-- Data shown follows --

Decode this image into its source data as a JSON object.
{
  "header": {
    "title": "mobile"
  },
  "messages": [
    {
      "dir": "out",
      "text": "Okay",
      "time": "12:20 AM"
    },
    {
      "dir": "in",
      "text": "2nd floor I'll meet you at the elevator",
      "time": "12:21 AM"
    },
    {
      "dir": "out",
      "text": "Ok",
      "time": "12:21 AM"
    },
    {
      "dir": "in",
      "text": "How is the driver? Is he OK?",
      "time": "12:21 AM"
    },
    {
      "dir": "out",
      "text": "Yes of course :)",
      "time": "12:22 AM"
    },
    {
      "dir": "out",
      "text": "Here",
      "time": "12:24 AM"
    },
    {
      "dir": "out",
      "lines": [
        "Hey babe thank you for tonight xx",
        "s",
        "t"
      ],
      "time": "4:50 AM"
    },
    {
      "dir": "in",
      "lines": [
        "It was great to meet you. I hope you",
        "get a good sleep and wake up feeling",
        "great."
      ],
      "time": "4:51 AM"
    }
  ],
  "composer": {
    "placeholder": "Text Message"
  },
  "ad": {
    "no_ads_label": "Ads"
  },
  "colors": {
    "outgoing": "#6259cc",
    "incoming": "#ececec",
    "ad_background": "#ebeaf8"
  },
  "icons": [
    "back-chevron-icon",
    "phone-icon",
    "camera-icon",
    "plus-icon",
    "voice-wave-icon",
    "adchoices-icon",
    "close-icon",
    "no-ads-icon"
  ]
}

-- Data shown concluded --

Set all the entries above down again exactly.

Decode this image into its source data as a JSON object.
{
  "header": {
    "title": "mobile"
  },
  "messages": [
    {
      "dir": "out",
      "text": "Okay",
      "time": "12:20 AM"
    },
    {
      "dir": "in",
      "text": "2nd floor I'll meet you at the elevator",
      "time": "12:21 AM"
    },
    {
      "dir": "out",
      "text": "Ok",
      "time": "12:21 AM"
    },
    {
      "dir": "in",
      "text": "How is the driver? Is he OK?",
      "time": "12:21 AM"
    },
    {
      "dir": "out",
      "text": "Yes of course :)",
      "time": "12:22 AM"
    },
    {
      "dir": "out",
      "text": "Here",
      "time": "12:24 AM"
    },
    {
      "dir": "out",
      "lines": [
        "Hey babe thank you for tonight xx",
        "s",
        "t"
      ],
      "time": "4:50 AM"
    },
    {
      "dir": "in",
      "lines": [
        "It was great to meet you. I hope you",
        "get a good sleep and wake up feeling",
        "great."
      ],
      "time": "4:51 AM"
    }
  ],
  "composer": {
    "placeholder": "Text Message"
  },
  "ad": {
    "no_ads_label": "Ads"
  },
  "colors": {
    "outgoing": "#6259cc",
    "incoming": "#ececec",
    "ad_background": "#ebeaf8"
  },
  "icons": [
    "back-chevron-icon",
    "phone-icon",
    "camera-icon",
    "plus-icon",
    "voice-wave-icon",
    "adchoices-icon",
    "close-icon",
    "no-ads-icon"
  ]
}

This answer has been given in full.